DATA RECORDS:
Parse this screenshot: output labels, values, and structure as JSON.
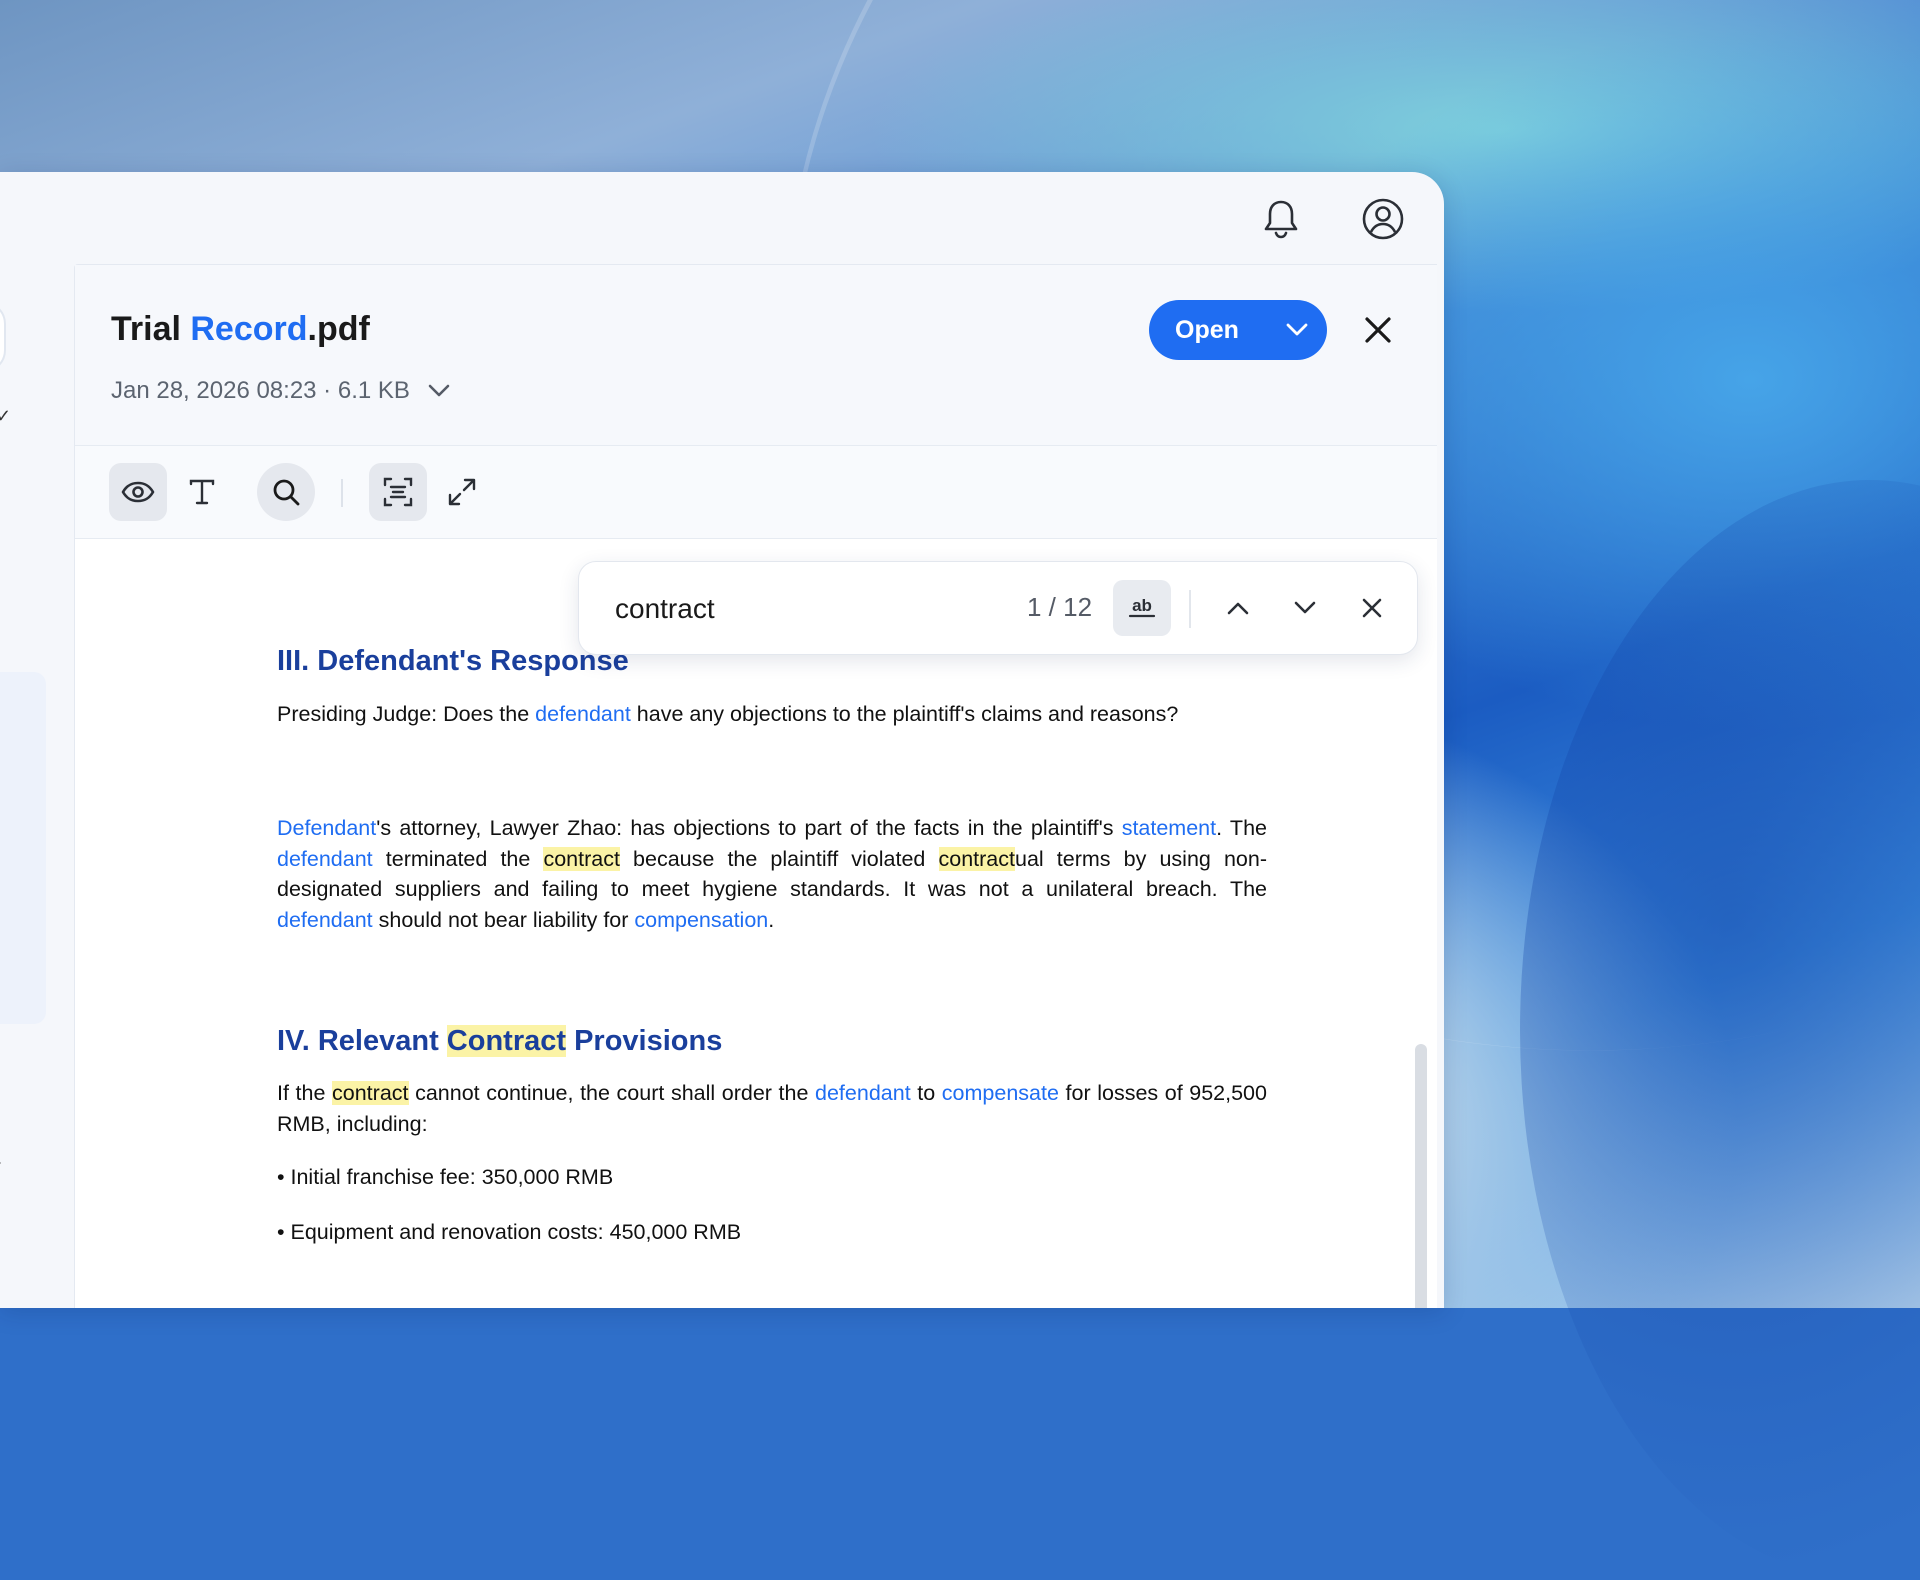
{
  "file": {
    "title_part1": "Trial ",
    "title_accent": "Record",
    "title_ext": ".pdf",
    "meta": "Jan 28, 2026 08:23 · 6.1 KB"
  },
  "actions": {
    "open_label": "Open"
  },
  "find": {
    "query": "contract",
    "count": "1 / 12",
    "match_case_label": "ab"
  },
  "document": {
    "section3": {
      "heading": "III. Defendant's Response",
      "p1": [
        "Presiding Judge: Does the ",
        "defendant",
        " have any objections to the plaintiff's claims and reasons?"
      ],
      "p2": [
        "Defendant",
        "'s attorney, Lawyer Zhao: has objections to part of the facts in the plaintiff's ",
        "statement",
        ". The ",
        "defendant",
        " terminated the ",
        "contract",
        " because the plaintiff violated ",
        "contract",
        "ual terms by using non-designated suppliers and failing to meet hygiene standards. It was not a unilateral breach. The ",
        "defendant",
        " should not bear liability for ",
        "compensation",
        "."
      ]
    },
    "section4": {
      "heading": [
        "IV. Relevant ",
        "Contract",
        " Provisions"
      ],
      "p1": [
        "If the ",
        "contract",
        " cannot continue, the court shall order the ",
        "defendant",
        " to ",
        "compensate",
        " for losses of 952,500 RMB, including:"
      ],
      "bullets": [
        "• Initial franchise fee: 350,000 RMB",
        "• Equipment and renovation costs: 450,000 RMB"
      ]
    }
  },
  "icons": {
    "bell": "bell-icon",
    "account": "user-circle-icon",
    "close": "close-icon",
    "view": "eye-icon",
    "text": "text-icon",
    "search": "search-icon",
    "ocr": "ocr-scan-icon",
    "expand": "expand-icon"
  },
  "colors": {
    "accent": "#1f6df2",
    "heading": "#1a3f9c",
    "highlight": "#fbf3a6"
  }
}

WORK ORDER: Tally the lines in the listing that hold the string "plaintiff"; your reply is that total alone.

EXERCISE ANSWER: 3